- No robust wage growth occurred in the second quarter of 2019, according to the Q2 2019 PayScale Index. A slight uptick of 0.3% in nominal wages from Q1 and 2% from last year wasn't enough to raise workers' purchasing power, Payscale said in a statement. When Payscale factored in inflation, it found real wages fell by 0.8% compared to last quarter and only increased by 0.2% compared to last year. Real wages have decreased by 9.8% since 2006 if inflation is factored in, the index showed.
- In other Q2 results, the marketing and advertising sector showed the fastest annual nominal wage growth at 3%, followed by media and publishing at 2.8%. The manufacturing and production and transportation sectors had the lowest annual nominal wage growth at just 0.9% and 0.4%, respectively. Regionally, San Francisco's tech sector center led the nation in wage growth at 4.5%, Payscale said. Milwaukee had the second highest regional growth at 3.5%, but Pittsburgh and Cleveland experienced the lowest wage growth.
- "While there are some encouraging signs with nominal wages growing in select industries and job families, this increase is still not enough to impact real wage growth in a meaningful way," Sudarshan Sampath, PayScale's director of research, said in a media release. "Our most recent Index shows there are some bright spots in the economy, but many industries — those with a high proportion of blue-collar jobs, in particular — are still struggling."
PayScale's latest findings complement a study it released earlier this year, which said that employers did not intend to offer significant wage increases for workers this year. Workers' wages get them less now than they did in 2006, Payscale noted, but employers continue to hesitate to increase wages.
On Thursday, the U.S. House of Representatives passed a bill to raise the federal minimum wage to $15, which is now in the U.S. Senate. Though the bill is unlikely to pass the Senate, workers and advocates who are part of the Fight for $15 movement have been pushing for federal $15-per-hour wage increases for some time, but business leaders in many sectors have argued that higher wages could lead to higher unemployment.
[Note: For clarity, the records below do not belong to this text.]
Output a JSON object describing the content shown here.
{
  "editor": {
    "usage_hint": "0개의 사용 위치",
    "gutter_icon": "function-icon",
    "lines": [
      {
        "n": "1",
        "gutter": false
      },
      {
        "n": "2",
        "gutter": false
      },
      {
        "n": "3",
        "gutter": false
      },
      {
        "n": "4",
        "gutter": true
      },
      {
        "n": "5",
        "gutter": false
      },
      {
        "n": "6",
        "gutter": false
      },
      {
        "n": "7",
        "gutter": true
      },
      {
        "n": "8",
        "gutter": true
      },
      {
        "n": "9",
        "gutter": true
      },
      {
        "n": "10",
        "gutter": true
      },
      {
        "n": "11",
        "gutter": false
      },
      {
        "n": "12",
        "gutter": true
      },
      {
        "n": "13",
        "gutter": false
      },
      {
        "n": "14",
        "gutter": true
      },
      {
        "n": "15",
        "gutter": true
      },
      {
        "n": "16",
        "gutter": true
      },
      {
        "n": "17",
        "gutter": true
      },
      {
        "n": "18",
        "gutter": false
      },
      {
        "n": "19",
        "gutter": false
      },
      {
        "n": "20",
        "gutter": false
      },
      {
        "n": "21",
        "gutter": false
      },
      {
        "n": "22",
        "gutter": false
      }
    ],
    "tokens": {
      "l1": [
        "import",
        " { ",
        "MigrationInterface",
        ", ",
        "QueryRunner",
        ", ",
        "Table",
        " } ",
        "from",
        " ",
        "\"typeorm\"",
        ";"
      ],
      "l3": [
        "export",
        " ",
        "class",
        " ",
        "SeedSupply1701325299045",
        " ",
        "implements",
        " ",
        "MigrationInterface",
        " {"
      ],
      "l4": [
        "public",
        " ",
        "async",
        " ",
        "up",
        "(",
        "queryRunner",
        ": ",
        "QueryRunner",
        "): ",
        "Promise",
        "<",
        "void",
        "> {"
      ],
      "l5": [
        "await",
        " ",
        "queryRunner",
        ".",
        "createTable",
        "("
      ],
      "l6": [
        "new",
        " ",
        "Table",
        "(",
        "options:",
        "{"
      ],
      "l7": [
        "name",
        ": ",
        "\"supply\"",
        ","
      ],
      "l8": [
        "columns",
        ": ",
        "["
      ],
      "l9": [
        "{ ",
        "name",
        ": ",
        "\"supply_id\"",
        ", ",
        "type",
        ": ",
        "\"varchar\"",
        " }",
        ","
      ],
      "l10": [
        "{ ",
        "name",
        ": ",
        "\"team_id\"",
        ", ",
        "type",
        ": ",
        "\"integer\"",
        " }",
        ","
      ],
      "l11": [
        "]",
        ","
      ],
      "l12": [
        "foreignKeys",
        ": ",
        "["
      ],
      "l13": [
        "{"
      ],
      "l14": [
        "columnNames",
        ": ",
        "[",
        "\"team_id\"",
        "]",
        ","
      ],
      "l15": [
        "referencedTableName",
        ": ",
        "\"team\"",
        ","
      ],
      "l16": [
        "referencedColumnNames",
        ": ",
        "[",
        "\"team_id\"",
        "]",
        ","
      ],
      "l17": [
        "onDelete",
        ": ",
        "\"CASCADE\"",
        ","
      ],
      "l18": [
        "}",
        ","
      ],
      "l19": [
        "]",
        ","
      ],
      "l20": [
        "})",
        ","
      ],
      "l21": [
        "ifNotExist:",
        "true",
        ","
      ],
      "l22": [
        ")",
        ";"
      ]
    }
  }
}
Despite the push and pull from stakeholders, the tight labor market has forced some organizations to offer higher salaries to talented job hoppers, according to a 2018 report from ADP. Other employers, like Salesforce, have committed to correcting gender- and race-based wage disparities and have proactively adjusted salaries to bolster diversity and equity at work.